--- TASK DIRECTIONS ---
Copy out every line of the records in which "venv" can be found.
START PROVIDED RECORDS
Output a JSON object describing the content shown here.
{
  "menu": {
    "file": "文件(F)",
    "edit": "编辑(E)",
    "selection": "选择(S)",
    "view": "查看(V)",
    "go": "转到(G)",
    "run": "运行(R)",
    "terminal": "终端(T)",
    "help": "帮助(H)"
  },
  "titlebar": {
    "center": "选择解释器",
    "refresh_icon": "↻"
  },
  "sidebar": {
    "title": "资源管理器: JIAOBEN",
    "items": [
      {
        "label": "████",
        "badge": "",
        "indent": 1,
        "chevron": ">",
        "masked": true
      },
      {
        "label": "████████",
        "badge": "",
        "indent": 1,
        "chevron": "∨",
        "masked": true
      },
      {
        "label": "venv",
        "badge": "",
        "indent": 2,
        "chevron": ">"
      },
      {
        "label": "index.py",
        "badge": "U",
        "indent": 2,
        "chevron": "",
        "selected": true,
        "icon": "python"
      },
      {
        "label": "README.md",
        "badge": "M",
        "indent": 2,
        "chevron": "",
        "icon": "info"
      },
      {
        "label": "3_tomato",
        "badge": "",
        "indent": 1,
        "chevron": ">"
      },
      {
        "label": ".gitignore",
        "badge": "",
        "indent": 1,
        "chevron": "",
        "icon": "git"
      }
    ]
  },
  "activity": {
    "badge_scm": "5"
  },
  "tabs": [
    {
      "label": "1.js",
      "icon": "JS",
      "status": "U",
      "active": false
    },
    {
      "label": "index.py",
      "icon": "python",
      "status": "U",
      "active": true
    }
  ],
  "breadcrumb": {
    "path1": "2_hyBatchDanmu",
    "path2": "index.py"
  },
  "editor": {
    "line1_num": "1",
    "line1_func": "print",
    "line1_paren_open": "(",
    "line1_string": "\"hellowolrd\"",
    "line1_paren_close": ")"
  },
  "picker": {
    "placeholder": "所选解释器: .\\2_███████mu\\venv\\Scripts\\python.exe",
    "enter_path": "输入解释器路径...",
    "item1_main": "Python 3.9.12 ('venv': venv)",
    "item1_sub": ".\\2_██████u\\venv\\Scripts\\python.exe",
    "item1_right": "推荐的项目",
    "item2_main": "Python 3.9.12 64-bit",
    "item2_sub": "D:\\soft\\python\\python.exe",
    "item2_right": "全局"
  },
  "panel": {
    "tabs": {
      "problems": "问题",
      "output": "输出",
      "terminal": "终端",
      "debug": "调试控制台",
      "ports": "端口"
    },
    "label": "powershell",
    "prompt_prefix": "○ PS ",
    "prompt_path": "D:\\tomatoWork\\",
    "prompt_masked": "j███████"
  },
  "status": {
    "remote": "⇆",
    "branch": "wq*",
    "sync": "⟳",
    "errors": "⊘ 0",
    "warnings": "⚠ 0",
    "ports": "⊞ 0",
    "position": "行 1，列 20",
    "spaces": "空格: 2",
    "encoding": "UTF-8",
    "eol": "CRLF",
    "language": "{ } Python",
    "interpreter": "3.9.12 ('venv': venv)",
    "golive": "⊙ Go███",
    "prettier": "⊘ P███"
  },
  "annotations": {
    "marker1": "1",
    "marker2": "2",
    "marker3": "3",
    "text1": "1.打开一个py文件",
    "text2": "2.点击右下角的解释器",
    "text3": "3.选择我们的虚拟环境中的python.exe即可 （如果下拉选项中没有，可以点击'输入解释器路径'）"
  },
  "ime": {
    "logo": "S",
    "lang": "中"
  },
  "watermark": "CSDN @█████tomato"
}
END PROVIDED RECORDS
--- RESULT ---
        "label": "venv",
    "placeholder": "所选解释器: .\\2_███████mu\\venv\\Scripts\\python.exe",
    "item1_main": "Python 3.9.12 ('venv': venv)",
    "item1_sub": ".\\2_██████u\\venv\\Scripts\\python.exe",
    "interpreter": "3.9.12 ('venv': venv)",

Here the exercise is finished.